Entries taken from a collection:

============

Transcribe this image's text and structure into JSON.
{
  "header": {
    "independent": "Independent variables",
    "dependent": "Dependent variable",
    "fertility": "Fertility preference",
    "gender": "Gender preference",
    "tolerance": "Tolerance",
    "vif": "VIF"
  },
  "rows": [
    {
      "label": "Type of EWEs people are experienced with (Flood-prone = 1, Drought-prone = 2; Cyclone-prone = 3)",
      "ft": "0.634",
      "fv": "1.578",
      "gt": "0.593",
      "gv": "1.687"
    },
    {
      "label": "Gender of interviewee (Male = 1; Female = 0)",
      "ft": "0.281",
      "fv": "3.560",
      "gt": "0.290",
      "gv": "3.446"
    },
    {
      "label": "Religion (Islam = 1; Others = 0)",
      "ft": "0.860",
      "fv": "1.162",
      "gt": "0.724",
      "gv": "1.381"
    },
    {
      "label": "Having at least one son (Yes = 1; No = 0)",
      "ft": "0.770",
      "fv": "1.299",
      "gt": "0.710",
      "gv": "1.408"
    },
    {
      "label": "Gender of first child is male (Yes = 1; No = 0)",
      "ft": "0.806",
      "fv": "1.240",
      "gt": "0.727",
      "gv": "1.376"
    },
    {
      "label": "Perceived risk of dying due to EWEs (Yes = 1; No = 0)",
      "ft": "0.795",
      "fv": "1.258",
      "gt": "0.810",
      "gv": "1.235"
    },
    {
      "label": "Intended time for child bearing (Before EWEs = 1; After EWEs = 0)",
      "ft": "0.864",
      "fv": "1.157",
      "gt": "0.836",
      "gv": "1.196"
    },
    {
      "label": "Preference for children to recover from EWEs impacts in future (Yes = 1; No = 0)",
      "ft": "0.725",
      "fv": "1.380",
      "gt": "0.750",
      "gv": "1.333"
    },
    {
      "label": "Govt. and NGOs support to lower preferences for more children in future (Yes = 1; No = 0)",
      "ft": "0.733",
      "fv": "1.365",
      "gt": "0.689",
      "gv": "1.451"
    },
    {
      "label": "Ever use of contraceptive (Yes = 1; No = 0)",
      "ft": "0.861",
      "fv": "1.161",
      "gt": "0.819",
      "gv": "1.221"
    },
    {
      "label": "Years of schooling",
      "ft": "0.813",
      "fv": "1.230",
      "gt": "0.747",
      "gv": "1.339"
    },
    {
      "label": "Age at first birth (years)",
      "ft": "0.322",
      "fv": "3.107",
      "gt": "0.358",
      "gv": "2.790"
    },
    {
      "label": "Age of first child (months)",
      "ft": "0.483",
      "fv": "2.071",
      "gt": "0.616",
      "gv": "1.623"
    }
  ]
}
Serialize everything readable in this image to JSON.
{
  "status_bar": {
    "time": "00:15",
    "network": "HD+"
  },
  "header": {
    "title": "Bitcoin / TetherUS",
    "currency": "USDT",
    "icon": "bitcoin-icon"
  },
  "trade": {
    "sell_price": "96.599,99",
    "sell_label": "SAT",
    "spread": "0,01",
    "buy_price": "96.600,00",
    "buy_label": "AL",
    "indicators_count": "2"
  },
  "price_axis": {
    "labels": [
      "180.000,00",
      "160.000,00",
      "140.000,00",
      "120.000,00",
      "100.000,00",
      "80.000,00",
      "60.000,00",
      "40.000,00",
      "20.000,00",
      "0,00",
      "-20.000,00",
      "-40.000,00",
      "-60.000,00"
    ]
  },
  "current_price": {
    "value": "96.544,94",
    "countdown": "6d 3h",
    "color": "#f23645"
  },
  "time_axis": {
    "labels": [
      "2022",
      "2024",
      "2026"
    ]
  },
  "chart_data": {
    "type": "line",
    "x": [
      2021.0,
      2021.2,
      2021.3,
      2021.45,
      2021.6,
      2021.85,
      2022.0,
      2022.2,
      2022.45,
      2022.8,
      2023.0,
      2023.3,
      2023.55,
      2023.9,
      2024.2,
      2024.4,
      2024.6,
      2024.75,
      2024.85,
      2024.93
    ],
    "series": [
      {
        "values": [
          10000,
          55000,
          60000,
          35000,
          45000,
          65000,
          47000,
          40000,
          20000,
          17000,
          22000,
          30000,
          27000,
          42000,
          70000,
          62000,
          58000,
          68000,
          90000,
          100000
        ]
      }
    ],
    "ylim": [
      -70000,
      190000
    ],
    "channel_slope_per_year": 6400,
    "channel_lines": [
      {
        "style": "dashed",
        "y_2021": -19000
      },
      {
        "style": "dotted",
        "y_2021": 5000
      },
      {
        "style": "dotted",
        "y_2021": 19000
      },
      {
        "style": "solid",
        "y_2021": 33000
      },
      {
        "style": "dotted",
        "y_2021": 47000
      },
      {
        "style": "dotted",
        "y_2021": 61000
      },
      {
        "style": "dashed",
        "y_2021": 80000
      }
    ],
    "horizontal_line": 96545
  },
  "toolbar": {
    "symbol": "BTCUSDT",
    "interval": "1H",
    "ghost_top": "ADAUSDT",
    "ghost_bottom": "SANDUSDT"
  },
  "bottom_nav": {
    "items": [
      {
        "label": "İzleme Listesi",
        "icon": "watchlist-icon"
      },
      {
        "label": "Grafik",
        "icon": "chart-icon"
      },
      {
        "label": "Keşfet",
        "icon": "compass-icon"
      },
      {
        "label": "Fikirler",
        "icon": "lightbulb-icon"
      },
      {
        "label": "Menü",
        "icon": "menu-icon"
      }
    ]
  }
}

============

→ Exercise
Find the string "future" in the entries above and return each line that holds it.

→ Expected output
      "label": "Preference for children to recover from EWEs impacts in future (Yes = 1; No = 0)",
      "label": "Govt. and NGOs support to lower preferences for more children in future (Yes = 1; No = 0)",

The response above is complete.